BEGIN EXERCISE DATA

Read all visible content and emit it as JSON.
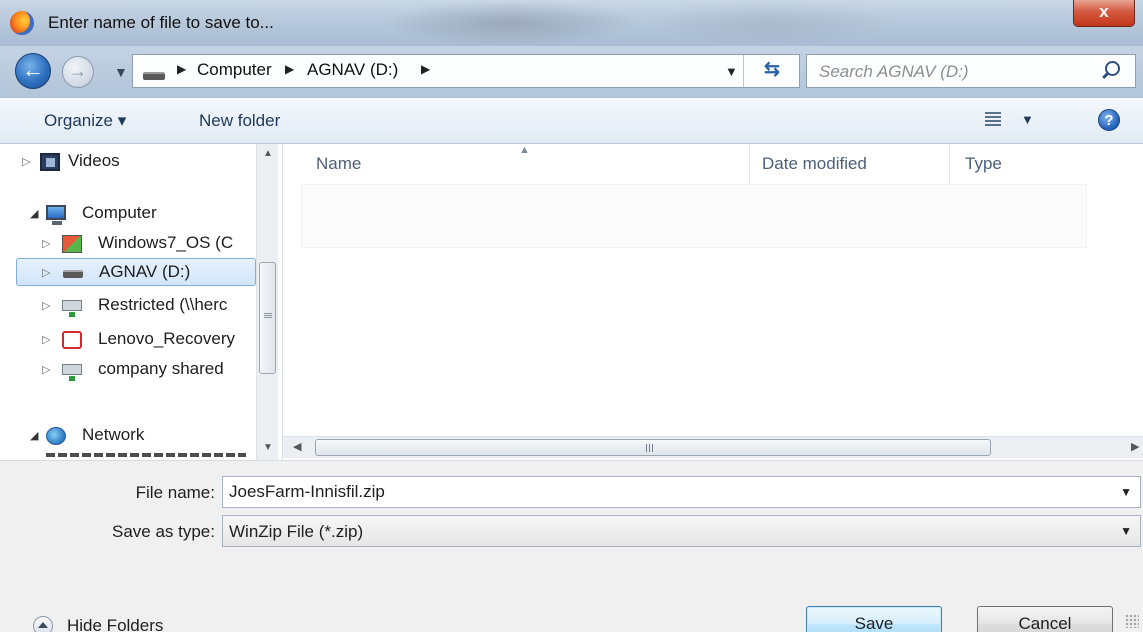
{
  "window": {
    "title": "Enter name of file to save to...",
    "close_label": "x"
  },
  "address": {
    "crumbs": [
      "Computer",
      "AGNAV (D:)"
    ],
    "search_placeholder": "Search AGNAV (D:)"
  },
  "toolbar": {
    "organize_label": "Organize ▾",
    "new_folder_label": "New folder",
    "help_label": "?"
  },
  "nav": {
    "items": [
      {
        "label": "Videos",
        "icon": "videos-icon"
      },
      {
        "label": "Computer",
        "icon": "computer-icon"
      },
      {
        "label": "Windows7_OS (C",
        "icon": "windows-drive-icon"
      },
      {
        "label": "AGNAV (D:)",
        "icon": "drive-icon"
      },
      {
        "label": "Restricted (\\\\herc",
        "icon": "network-drive-icon"
      },
      {
        "label": "Lenovo_Recovery",
        "icon": "recovery-drive-icon"
      },
      {
        "label": "company shared",
        "icon": "network-drive-icon"
      },
      {
        "label": "Network",
        "icon": "network-icon"
      }
    ]
  },
  "file_list": {
    "columns": [
      "Name",
      "Date modified",
      "Type"
    ]
  },
  "form": {
    "file_name_label": "File name:",
    "file_name_value": "JoesFarm-Innisfil.zip",
    "save_type_label": "Save as type:",
    "save_type_value": "WinZip File (*.zip)"
  },
  "footer": {
    "hide_folders_label": "Hide Folders",
    "save_label": "Save",
    "cancel_label": "Cancel"
  }
}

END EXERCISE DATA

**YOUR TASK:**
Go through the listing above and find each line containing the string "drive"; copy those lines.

**TASK RESULT:**
        "icon": "windows-drive-icon"
        "icon": "drive-icon"
        "icon": "network-drive-icon"
        "icon": "recovery-drive-icon"
        "icon": "network-drive-icon"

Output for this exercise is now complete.